To do
The expected answer is every line of the material that contains the word "Sending".

────────────────────────────────────────

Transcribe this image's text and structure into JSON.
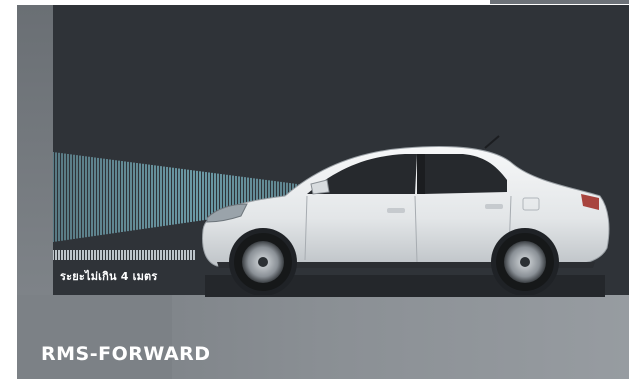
{
  "feature": {
    "title": "RMS-FORWARD",
    "range_label": "ระยะไม่เกิน 4 เมตร"
  },
  "colors": {
    "background_dark": "#2f3338",
    "panel_grey": "#878c91",
    "beam_cyan": "#8fd6e6",
    "car_white": "#eceff1"
  },
  "icons": {
    "sensor_beam": "ultrasonic-beam-graphic",
    "vehicle": "sedan-side-view"
  }
}
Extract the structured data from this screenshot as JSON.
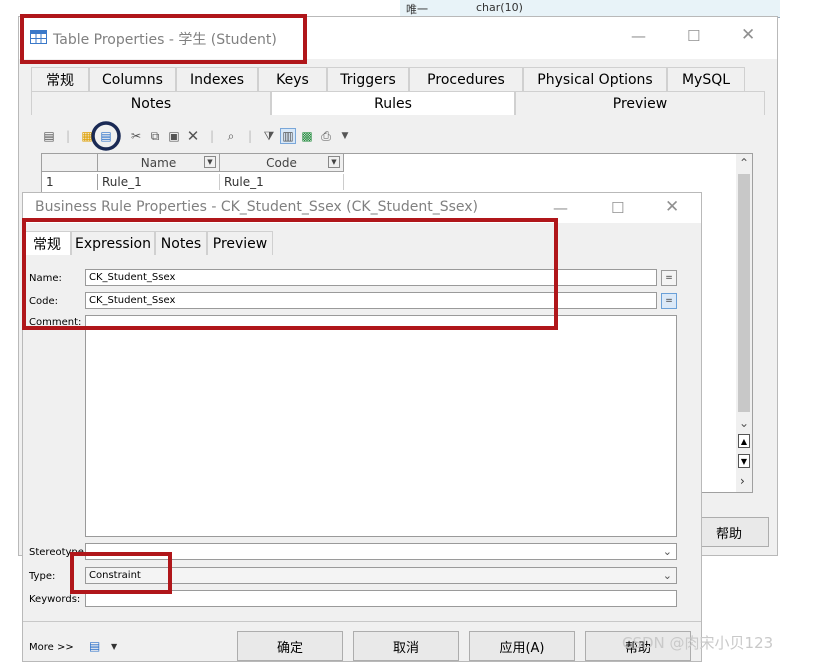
{
  "background_snippet": {
    "text1": "唯一",
    "text2": "char(10)"
  },
  "table_properties": {
    "title": "Table Properties - 学生 (Student)",
    "tabs_row1": [
      "常规",
      "Columns",
      "Indexes",
      "Keys",
      "Triggers",
      "Procedures",
      "Physical Options",
      "MySQL"
    ],
    "tabs_row2": [
      "Notes",
      "Rules",
      "Preview"
    ],
    "active_tab": "Rules",
    "grid": {
      "columns": [
        "Name",
        "Code"
      ],
      "rows": [
        {
          "num": "1",
          "name": "Rule_1",
          "code": "Rule_1"
        }
      ]
    },
    "help_button": "帮助"
  },
  "business_rule": {
    "title": "Business Rule Properties - CK_Student_Ssex (CK_Student_Ssex)",
    "tabs": [
      "常规",
      "Expression",
      "Notes",
      "Preview"
    ],
    "active_tab": "常规",
    "labels": {
      "name": "Name:",
      "code": "Code:",
      "comment": "Comment:",
      "stereotype": "Stereotype:",
      "type": "Type:",
      "keywords": "Keywords:"
    },
    "values": {
      "name": "CK_Student_Ssex",
      "code": "CK_Student_Ssex",
      "comment": "",
      "stereotype": "",
      "type": "Constraint",
      "keywords": ""
    },
    "eq_symbol": "=",
    "buttons": {
      "more": "More >>",
      "ok": "确定",
      "cancel": "取消",
      "apply": "应用(A)",
      "help": "帮助"
    }
  },
  "watermark": "CSDN @肉宋小贝123",
  "colors": {
    "highlight": "#b0161a",
    "circle": "#1a2a55",
    "accent": "#2a6fc9"
  }
}
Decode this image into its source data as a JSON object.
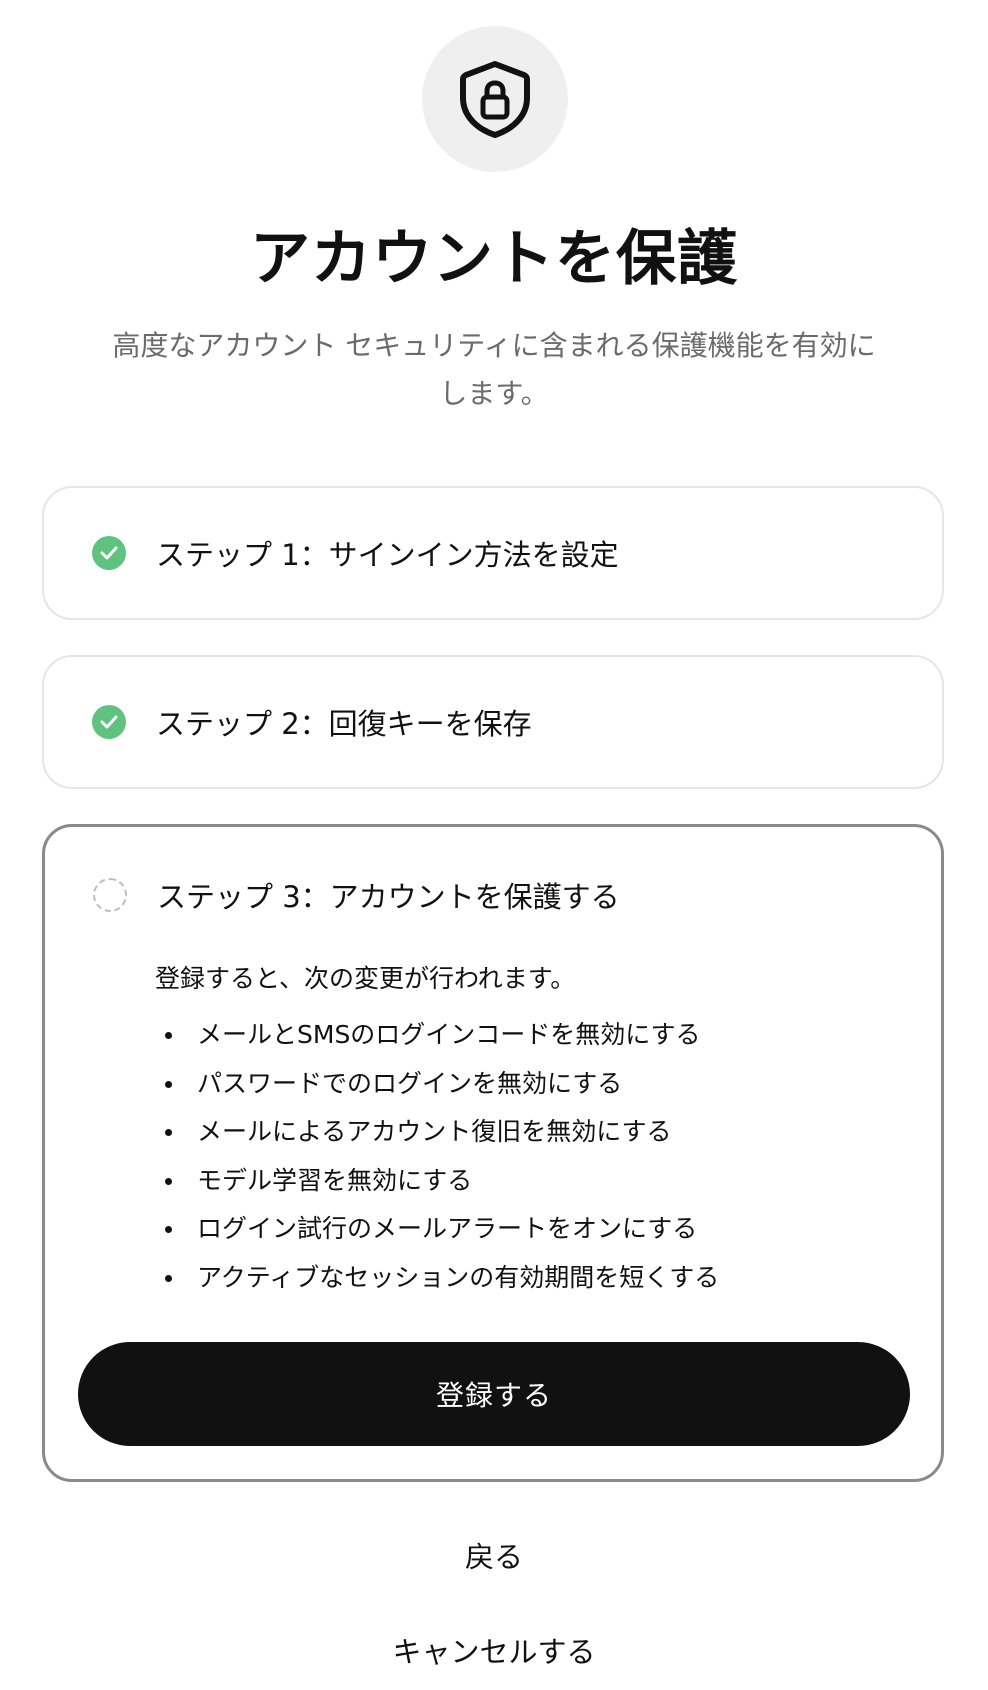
{
  "header": {
    "icon": "shield-lock-icon",
    "title": "アカウントを保護",
    "subtitle": "高度なアカウント セキュリティに含まれる保護機能を有効にします。"
  },
  "steps": [
    {
      "label": "ステップ 1：サインイン方法を設定",
      "status": "complete",
      "icon": "check-circle-icon"
    },
    {
      "label": "ステップ 2：回復キーを保存",
      "status": "complete",
      "icon": "check-circle-icon"
    },
    {
      "label": "ステップ 3：アカウントを保護する",
      "status": "pending",
      "icon": "dashed-circle-icon"
    }
  ],
  "step3": {
    "description": "登録すると、次の変更が行われます。",
    "changes": [
      "メールとSMSのログインコードを無効にする",
      "パスワードでのログインを無効にする",
      "メールによるアカウント復旧を無効にする",
      "モデル学習を無効にする",
      "ログイン試行のメールアラートをオンにする",
      "アクティブなセッションの有効期間を短くする"
    ],
    "submit_label": "登録する"
  },
  "actions": {
    "back_label": "戻る",
    "cancel_label": "キャンセルする"
  },
  "colors": {
    "accent": "#111111",
    "success": "#5fc27e",
    "icon_bg": "#efefef",
    "subtitle": "#6b6b6b",
    "card_border": "#e6e6e6",
    "active_card_border": "#8a8a8a"
  }
}
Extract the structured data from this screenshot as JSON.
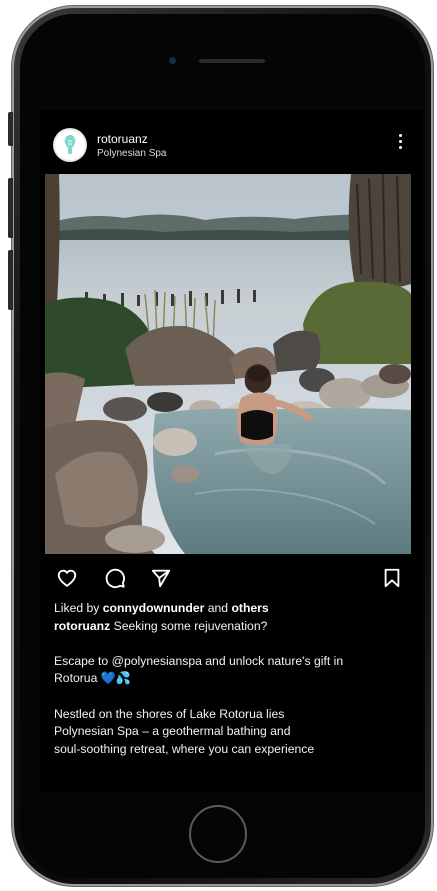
{
  "post": {
    "username": "rotoruanz",
    "location": "Polynesian Spa"
  },
  "likes": {
    "prefix": "Liked by ",
    "user": "connydownunder",
    "middle": " and ",
    "suffix": "others"
  },
  "caption": {
    "username": "rotoruanz",
    "line1": " Seeking some rejuvenation?",
    "para2_line1": "Escape to @polynesianspa and unlock nature's gift in",
    "para2_line2": "Rotorua",
    "para2_emoji": "💙💦",
    "para3_line1": "Nestled on the shores of Lake Rotorua lies",
    "para3_line2": "Polynesian Spa – a geothermal bathing and",
    "para3_line3": "soul-soothing retreat, where you can experience"
  },
  "icons": {
    "like": "heart-icon",
    "comment": "comment-icon",
    "share": "send-icon",
    "save": "bookmark-icon",
    "more": "more-options-icon"
  },
  "colors": {
    "screen_bg": "#000000",
    "text": "#ffffff",
    "heart_emoji": "#3b8ff0"
  }
}
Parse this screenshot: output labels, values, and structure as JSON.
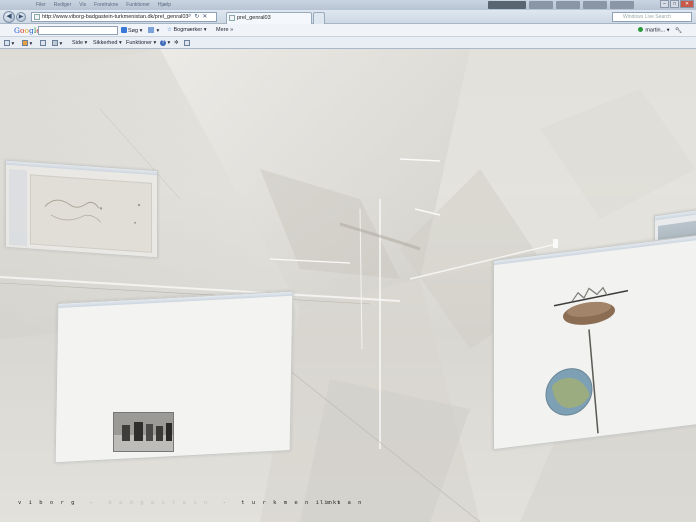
{
  "browser": {
    "menu_items": [
      "Filer",
      "Rediger",
      "Vis",
      "Foretrukne",
      "Funktioner",
      "Hjælp"
    ],
    "title_chips": [
      "",
      "",
      "",
      "",
      ""
    ],
    "address": "http://www.viborg-badgastein-turkmenistan.dk/prel_genral03",
    "tabs": [
      {
        "label": "prel_genral03"
      },
      {
        "label": ""
      }
    ],
    "search_placeholder": "Windows Live Search"
  },
  "google_toolbar": {
    "logo": [
      "G",
      "o",
      "o",
      "g",
      "l",
      "e"
    ],
    "search_label": "Søg",
    "bookmarks_label": "Bogmærker",
    "more_label": "Mere",
    "more_arrows": "»",
    "user": "martin..."
  },
  "command_bar": {
    "page_label": "Side",
    "safety_label": "Sikkerhed",
    "tools_label": "Funktioner",
    "help_label": "?"
  },
  "site_nav": {
    "viborg": "v i b o r g",
    "sep": "-",
    "badgastein": "b a d   g a s t e i n",
    "turkmenistan": "t u r k m e n i s t a n",
    "links": "links"
  },
  "colors": {
    "background": "#dcdcd8",
    "nav_active": "#2a2a2a",
    "nav_inactive": "#c7bfb8"
  },
  "icons": {
    "back": "back-arrow-icon",
    "forward": "forward-arrow-icon",
    "refresh": "refresh-icon",
    "stop": "stop-icon",
    "home": "home-icon",
    "print": "print-icon",
    "feed": "feed-icon",
    "mail": "mail-icon",
    "help": "help-icon"
  }
}
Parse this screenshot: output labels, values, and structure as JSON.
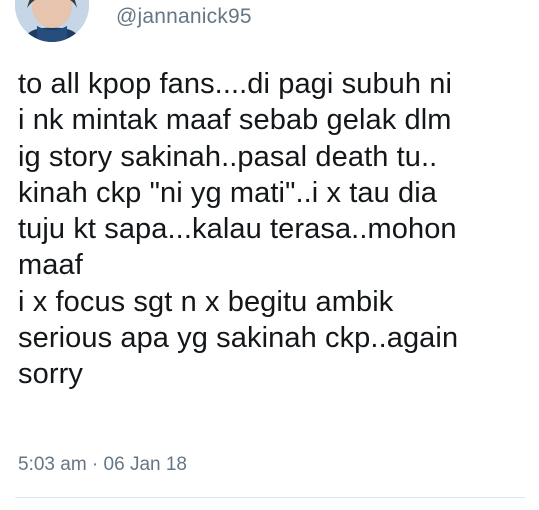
{
  "tweet": {
    "handle": "@jannanick95",
    "lines": [
      "to all kpop fans....di pagi subuh ni",
      "i nk mintak maaf sebab gelak dlm",
      "ig story sakinah..pasal death tu..",
      "kinah ckp \"ni yg mati\"..i x tau dia",
      "tuju kt sapa...kalau terasa..mohon",
      "maaf",
      "i x focus sgt n x begitu ambik",
      "serious apa yg sakinah ckp..again",
      "sorry"
    ],
    "timestamp": "5:03 am · 06 Jan 18"
  },
  "colors": {
    "text": "#14171a",
    "secondary": "#657786",
    "divider": "#e1e8ed"
  }
}
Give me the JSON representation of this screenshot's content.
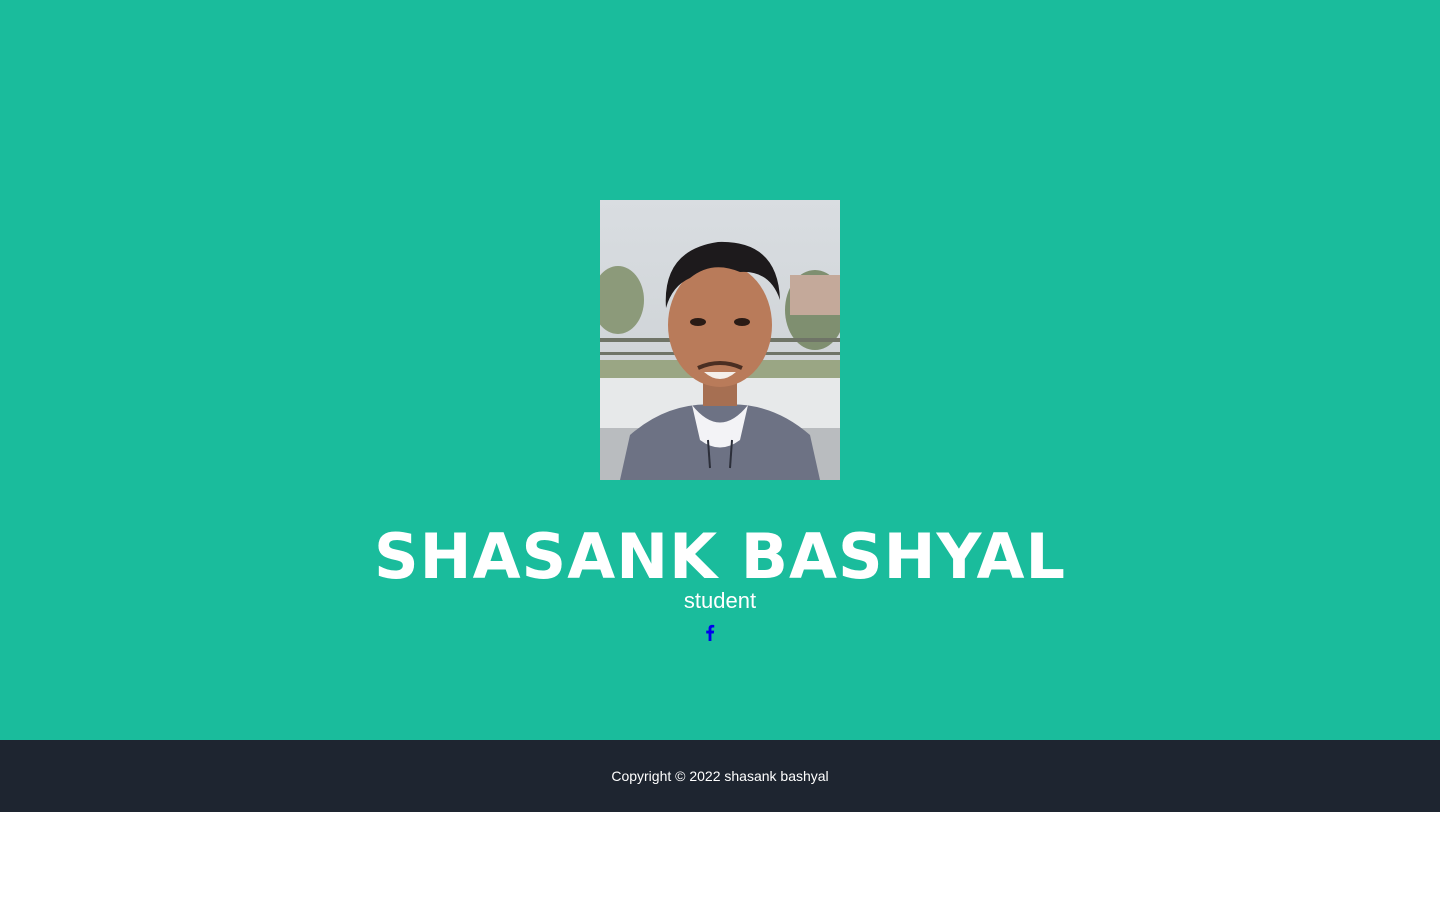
{
  "profile": {
    "name": "SHASANK BASHYAL",
    "role": "student",
    "photo_alt": "profile-photo",
    "social": [
      {
        "icon": "facebook-icon",
        "color": "#0000ee"
      }
    ]
  },
  "footer": {
    "copyright": "Copyright © 2022 shasank bashyal"
  },
  "colors": {
    "primary": "#1abc9c",
    "footer_bg": "#1e2530",
    "text": "#ffffff",
    "link": "#0000ee"
  }
}
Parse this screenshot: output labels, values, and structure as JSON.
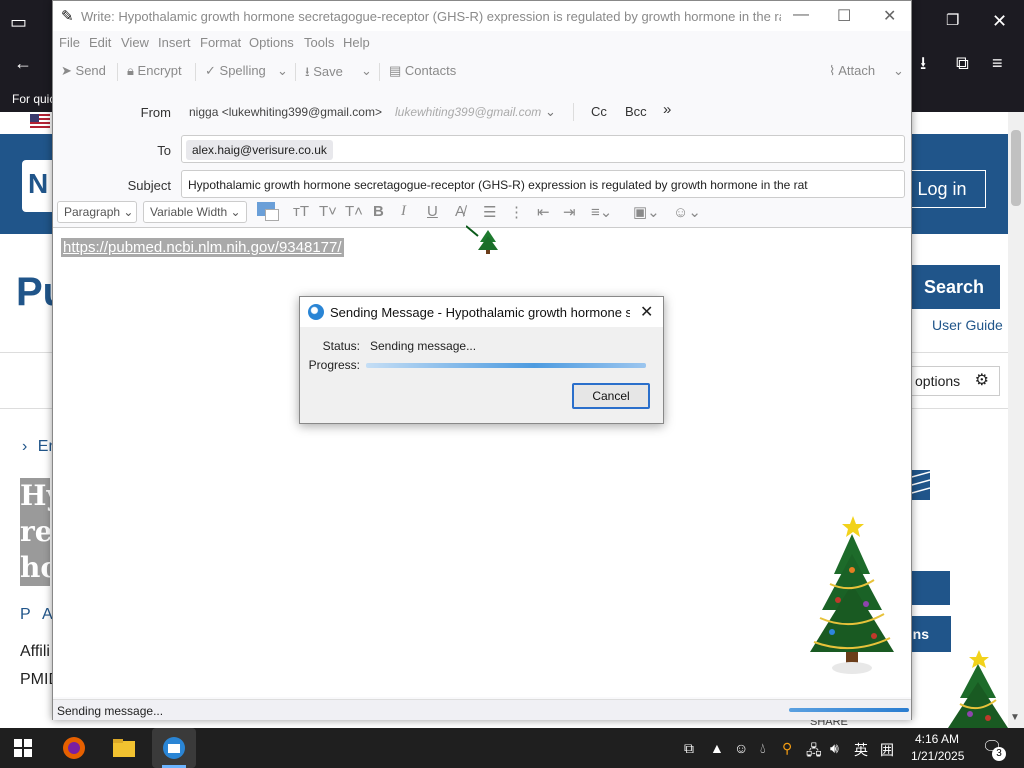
{
  "compose": {
    "title": "Write: Hypothalamic growth hormone secretagogue-receptor (GHS-R) expression is regulated by growth hormone in the rat - Th...",
    "menu": [
      "File",
      "Edit",
      "View",
      "Insert",
      "Format",
      "Options",
      "Tools",
      "Help"
    ],
    "toolbar": {
      "send": "Send",
      "encrypt": "Encrypt",
      "spelling": "Spelling",
      "save": "Save",
      "contacts": "Contacts",
      "attach": "Attach"
    },
    "from_label": "From",
    "from_value": "nigga <lukewhiting399@gmail.com>",
    "from_alias": "lukewhiting399@gmail.com",
    "cc": "Cc",
    "bcc": "Bcc",
    "to_label": "To",
    "to_value": "alex.haig@verisure.co.uk",
    "subject_label": "Subject",
    "subject_value": "Hypothalamic growth hormone secretagogue-receptor (GHS-R) expression is regulated by growth hormone in the rat",
    "format": {
      "paragraph": "Paragraph",
      "font": "Variable Width"
    },
    "body_link": "https://pubmed.ncbi.nlm.nih.gov/9348177/",
    "status_text": "Sending message..."
  },
  "dialog": {
    "title": "Sending Message - Hypothalamic growth hormone sec...",
    "status_label": "Status:",
    "status_value": "Sending message...",
    "progress_label": "Progress:",
    "cancel": "Cancel"
  },
  "background_page": {
    "for_quick": "For quic",
    "login": "Log in",
    "pub": "Pu",
    "search": "Search",
    "user_guide": "User Guide",
    "options": "options",
    "en": "En",
    "article_title": "Hy re ho",
    "pa": "P A",
    "affil": "Affili",
    "pmid": "PMID",
    "side_btn": "ns",
    "share": "SHARE"
  },
  "taskbar": {
    "time": "4:16 AM",
    "date": "1/21/2025",
    "ime": "英",
    "notifications": "3"
  }
}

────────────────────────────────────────

Answer space
    "status_text": "Sending message..."
    "title": "Sending Message - Hypothalamic growth hormone sec...",
    "status_value": "Sending message...",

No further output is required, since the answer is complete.